“The ability for same-sex relationships to occur in the game was not part of the original game that launched in Japan, and that game is made up of the same code that was used to localize it for other regions outside of Japan.”
This is understandable. I never expected Nintendo to make significant changes to a pre-existing game’s code. It’s unreasonable to think that a company would spend the time and money needed to fundamentally change a game that has long since ceased development to include features that, most likely, would not make any drastic impact on their sales. Less unreasonable, perhaps, would be expecting a game company to just include same-sex options in the first place.

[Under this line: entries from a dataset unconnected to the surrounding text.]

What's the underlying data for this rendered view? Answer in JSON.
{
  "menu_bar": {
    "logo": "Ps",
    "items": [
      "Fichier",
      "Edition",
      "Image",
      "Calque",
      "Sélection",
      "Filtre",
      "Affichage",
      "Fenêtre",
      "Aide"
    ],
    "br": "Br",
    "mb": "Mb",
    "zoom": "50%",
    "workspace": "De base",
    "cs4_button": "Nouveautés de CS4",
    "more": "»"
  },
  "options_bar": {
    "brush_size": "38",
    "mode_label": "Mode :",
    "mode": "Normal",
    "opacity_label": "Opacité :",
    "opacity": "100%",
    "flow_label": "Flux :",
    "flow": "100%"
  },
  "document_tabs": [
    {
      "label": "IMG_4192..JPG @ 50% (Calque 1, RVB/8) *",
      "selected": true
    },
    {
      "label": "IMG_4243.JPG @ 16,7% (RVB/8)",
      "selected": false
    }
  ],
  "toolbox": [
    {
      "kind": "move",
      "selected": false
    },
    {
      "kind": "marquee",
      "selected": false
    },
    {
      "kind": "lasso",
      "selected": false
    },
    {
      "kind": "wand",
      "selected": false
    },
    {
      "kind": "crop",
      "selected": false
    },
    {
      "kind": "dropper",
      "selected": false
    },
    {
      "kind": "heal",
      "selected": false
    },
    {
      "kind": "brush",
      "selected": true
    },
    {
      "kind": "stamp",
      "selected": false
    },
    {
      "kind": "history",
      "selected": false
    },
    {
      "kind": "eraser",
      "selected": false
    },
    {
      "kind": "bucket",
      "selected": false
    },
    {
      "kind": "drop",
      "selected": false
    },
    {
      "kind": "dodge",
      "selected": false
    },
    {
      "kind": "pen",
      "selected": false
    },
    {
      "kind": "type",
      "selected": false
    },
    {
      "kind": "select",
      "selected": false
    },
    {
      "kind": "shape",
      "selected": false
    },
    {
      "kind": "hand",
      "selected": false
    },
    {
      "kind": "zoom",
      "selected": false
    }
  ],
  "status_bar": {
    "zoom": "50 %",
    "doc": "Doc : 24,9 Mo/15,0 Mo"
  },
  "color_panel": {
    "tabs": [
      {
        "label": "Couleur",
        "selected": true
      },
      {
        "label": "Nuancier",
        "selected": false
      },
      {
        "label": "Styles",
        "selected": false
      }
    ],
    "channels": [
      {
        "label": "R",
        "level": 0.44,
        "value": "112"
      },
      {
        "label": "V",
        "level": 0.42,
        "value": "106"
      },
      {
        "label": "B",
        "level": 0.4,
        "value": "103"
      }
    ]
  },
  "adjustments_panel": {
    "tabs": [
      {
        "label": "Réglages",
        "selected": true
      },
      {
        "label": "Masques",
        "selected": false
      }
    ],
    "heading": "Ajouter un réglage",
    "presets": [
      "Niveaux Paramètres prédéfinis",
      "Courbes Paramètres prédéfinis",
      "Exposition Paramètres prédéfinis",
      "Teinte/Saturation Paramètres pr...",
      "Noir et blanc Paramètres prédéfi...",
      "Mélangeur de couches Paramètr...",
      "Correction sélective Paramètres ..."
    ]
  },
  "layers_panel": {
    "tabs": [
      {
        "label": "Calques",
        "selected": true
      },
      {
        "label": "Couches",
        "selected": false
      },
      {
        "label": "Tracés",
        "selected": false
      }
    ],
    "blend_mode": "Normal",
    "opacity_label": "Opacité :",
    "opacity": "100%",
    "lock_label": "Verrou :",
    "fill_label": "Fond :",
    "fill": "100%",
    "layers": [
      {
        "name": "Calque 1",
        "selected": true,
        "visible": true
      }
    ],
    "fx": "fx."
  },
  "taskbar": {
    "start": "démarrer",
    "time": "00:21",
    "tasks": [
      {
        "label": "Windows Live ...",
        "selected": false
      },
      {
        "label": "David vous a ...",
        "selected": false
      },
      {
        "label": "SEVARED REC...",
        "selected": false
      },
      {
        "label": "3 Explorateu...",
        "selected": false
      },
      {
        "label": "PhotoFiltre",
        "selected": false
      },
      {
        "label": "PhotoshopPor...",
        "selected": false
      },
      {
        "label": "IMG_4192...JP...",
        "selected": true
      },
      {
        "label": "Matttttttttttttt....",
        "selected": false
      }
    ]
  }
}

It’s frustrating to be sure, but not unexpected. The video game business is, just that, a business.However, if Nintendo intends to keep their business separate from politics then they might want to hire a new person to write these statements. Or maybe they should just not write them at all.
“Nintendo never intended to make any form of social commentary with the launch of Tomodachi Life. The relationship options in the game represent a playful alternate world rather than a real-life simulation. We hope that all of our fans will see that ‘Tomodachi Life’ was intended to be a whimsical and quirky game, and that we were absolutely not trying to provide social commentary.”
Just…-sigh-I don’t know how many times I have to say this, Nintendo: Ignoring the issue of same-sex marriage and relationships is the same as siding against it. It’s as simple as that.
Would including same-sex options in the game have been social commentary? YES. The comment would have been that LGBT players are just as valid as the rest of the people playing Tomodachi Life. Not including same-sex options comments that the needs, not to mention dollars, of gamers like Tye Marini aren’t important to Nintendo.
The only truly neutral option would be to not include any relationships in the game. Look at Animal Crossing or Disney Magical World, similar in genre but both allow players the freedom to express themselves as they please. Apparently defying gender norms is only acceptable until relationships, babies, and family-making enter the equation.
So Nintendo says that Tomodachi Life is not a ‘real-life simulation’ as their defense. If that’s the case then the ‘playful alternate world’ that Nintendo has created is one where gay people aren’t welcome, or even considered. You exhaust me, Nintendo. In the bleak, gritty, homogenous gaming landscape your games offer a colorful, light-hearted oasis with nary a five o’clock shadow to be seen. Then you go and do things like this
But there is some hope. Nintendo’s statement continues,
“We have heard and thoughtfully considered all the responses. We will continue to listen and think about the feedback. We’re using this as an opportunity to better understand our consumers and their expectations of us at all levels of the organization. We have been looking to broaden our approach to development whenever possible as we put all our energy into continuing to develop fun games that will surprise and delight players.”
So in as vague a phrasing as possible Nintendo has left the door open. Nintendo, please take this as a learning opportunity and actually learn something from it. As I said the last time I wrote on this story, the true value in #Miiquality isn’t in getting Nintendo to alter the game. That, to me, was never a real possibility. The real value would be in inspiring some change; forcing Nintendo to finally acknowledge its queer fans.